* [Problem statement]: Wherever a line in the records contains the word "icon", return that line.

* [Data records for software interfaces]:
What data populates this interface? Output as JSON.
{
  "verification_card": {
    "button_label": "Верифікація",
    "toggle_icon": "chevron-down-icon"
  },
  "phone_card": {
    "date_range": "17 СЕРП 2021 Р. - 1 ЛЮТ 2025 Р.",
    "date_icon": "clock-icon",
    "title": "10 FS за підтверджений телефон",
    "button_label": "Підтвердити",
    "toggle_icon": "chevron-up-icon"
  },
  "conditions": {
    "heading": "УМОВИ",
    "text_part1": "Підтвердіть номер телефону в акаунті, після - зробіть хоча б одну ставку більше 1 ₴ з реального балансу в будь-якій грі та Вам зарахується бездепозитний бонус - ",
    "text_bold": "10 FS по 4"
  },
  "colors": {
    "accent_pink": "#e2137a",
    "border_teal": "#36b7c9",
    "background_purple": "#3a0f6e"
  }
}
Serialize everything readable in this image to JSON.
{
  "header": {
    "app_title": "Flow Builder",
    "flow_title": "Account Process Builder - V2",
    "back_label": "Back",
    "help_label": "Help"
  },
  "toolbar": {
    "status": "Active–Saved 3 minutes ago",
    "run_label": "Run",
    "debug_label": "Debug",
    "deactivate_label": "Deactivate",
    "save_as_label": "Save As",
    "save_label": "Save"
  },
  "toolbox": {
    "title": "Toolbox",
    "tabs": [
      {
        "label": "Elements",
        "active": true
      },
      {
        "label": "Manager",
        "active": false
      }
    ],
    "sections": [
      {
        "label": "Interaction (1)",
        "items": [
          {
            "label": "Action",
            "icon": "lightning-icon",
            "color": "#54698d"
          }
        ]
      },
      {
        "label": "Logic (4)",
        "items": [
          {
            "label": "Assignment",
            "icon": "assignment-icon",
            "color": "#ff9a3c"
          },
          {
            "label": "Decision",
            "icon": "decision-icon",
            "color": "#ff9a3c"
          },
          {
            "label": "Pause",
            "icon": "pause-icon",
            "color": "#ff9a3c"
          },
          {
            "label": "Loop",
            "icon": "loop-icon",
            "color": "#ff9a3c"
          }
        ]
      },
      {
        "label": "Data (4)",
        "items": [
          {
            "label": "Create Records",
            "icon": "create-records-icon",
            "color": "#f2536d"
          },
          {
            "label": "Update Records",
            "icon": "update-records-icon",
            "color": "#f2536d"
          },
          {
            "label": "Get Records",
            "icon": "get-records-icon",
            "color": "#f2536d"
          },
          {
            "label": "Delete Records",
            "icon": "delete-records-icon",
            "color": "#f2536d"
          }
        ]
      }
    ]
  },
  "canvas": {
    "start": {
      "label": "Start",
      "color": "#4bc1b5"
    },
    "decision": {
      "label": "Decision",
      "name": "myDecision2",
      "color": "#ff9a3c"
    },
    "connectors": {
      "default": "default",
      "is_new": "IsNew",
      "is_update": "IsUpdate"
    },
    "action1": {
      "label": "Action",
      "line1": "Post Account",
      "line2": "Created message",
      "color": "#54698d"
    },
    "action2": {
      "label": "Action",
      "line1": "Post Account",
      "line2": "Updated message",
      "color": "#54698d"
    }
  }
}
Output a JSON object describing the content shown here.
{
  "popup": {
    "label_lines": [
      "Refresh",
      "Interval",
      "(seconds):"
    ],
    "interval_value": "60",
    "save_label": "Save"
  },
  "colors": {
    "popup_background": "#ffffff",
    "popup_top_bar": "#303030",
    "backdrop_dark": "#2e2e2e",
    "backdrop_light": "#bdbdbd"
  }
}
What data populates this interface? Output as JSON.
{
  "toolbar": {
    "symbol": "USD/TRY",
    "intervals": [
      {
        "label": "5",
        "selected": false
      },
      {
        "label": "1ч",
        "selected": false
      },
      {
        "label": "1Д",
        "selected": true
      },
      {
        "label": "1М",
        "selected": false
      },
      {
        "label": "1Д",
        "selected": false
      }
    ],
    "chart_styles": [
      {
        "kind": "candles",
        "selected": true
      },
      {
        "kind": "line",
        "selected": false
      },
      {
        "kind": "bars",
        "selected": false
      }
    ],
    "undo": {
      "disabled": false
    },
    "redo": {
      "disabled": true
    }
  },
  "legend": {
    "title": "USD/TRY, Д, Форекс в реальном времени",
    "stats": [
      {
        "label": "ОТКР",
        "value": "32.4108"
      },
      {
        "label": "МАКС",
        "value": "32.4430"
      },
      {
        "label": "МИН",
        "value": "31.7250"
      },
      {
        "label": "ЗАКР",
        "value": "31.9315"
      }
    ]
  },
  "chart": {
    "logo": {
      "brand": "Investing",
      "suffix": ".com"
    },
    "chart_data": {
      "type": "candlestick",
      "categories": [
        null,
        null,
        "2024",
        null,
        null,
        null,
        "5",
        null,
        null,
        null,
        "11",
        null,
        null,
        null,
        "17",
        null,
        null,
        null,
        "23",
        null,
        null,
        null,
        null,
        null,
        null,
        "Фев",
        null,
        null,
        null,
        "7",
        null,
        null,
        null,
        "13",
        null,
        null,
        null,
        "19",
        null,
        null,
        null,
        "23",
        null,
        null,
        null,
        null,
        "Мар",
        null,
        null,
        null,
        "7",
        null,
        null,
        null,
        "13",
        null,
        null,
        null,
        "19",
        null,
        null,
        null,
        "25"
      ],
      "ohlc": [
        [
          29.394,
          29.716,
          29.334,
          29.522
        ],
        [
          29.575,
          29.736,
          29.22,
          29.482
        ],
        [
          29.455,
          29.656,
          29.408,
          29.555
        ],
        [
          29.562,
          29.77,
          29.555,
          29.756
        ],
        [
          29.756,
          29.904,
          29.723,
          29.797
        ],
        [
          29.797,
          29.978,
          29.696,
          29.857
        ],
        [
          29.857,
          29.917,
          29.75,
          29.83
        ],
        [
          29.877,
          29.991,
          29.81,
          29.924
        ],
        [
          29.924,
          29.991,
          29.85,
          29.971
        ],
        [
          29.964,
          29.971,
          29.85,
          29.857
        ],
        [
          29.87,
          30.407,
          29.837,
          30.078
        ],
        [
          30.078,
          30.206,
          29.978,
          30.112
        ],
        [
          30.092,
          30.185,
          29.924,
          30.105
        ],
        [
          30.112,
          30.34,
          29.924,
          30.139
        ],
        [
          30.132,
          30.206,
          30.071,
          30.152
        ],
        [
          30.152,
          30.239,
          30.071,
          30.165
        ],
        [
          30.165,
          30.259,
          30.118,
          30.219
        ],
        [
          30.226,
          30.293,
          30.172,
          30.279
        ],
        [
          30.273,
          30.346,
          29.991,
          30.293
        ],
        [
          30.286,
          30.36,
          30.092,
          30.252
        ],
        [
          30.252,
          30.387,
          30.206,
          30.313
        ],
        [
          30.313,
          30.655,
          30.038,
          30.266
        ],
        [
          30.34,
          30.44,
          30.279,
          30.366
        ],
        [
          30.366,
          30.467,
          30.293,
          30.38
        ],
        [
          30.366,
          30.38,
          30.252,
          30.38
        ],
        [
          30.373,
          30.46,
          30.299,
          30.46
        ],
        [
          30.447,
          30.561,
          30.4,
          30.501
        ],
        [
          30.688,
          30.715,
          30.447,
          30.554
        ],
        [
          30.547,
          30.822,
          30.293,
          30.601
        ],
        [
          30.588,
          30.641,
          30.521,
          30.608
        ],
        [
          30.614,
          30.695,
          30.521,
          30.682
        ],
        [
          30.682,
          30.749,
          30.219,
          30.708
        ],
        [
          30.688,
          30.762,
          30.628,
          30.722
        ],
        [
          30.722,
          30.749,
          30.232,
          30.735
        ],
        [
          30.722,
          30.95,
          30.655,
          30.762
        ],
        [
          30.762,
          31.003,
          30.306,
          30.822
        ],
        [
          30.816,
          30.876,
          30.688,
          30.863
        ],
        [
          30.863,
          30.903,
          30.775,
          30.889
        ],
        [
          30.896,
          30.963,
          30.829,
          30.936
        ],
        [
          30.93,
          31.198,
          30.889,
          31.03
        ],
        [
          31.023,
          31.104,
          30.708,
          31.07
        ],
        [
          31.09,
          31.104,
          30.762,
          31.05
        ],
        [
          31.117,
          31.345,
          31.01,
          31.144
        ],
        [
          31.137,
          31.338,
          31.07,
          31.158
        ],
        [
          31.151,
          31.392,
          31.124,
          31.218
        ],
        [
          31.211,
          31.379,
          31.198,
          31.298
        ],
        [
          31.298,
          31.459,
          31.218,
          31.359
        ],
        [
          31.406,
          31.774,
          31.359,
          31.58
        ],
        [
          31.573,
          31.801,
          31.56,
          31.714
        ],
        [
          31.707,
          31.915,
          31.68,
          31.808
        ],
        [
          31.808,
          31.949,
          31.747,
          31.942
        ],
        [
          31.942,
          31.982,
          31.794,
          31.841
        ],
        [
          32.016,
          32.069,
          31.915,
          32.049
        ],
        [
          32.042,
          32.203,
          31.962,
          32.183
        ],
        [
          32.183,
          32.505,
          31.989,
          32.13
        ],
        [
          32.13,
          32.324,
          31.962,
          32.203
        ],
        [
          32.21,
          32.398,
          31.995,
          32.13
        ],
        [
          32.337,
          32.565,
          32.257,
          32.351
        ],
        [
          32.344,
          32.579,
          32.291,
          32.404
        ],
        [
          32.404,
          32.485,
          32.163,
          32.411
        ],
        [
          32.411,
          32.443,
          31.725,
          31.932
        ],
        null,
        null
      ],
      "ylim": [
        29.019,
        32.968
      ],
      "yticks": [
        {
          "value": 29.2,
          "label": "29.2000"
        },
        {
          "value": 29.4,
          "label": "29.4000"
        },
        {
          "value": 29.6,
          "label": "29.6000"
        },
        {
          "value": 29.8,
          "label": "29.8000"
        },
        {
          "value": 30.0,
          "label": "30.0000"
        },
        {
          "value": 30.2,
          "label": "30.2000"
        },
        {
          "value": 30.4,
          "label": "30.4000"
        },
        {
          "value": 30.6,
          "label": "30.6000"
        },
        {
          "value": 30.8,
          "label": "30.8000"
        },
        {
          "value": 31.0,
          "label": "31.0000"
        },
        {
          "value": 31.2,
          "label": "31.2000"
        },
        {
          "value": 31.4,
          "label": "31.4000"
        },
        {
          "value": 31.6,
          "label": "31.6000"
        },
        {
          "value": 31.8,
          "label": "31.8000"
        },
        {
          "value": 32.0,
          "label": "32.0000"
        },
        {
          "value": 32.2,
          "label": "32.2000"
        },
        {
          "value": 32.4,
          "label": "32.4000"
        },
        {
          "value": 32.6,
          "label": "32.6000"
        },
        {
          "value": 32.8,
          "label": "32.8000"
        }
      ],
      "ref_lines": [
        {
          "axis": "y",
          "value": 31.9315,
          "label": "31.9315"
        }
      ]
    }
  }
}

* [Response for this exercise]:
    "toggle_icon": "chevron-down-icon"
    "date_icon": "clock-icon",
    "toggle_icon": "chevron-up-icon"
            "icon": "lightning-icon",
            "icon": "assignment-icon",
            "icon": "decision-icon",
            "icon": "pause-icon",
            "icon": "loop-icon",
            "icon": "create-records-icon",
            "icon": "update-records-icon",
            "icon": "get-records-icon",
            "icon": "delete-records-icon",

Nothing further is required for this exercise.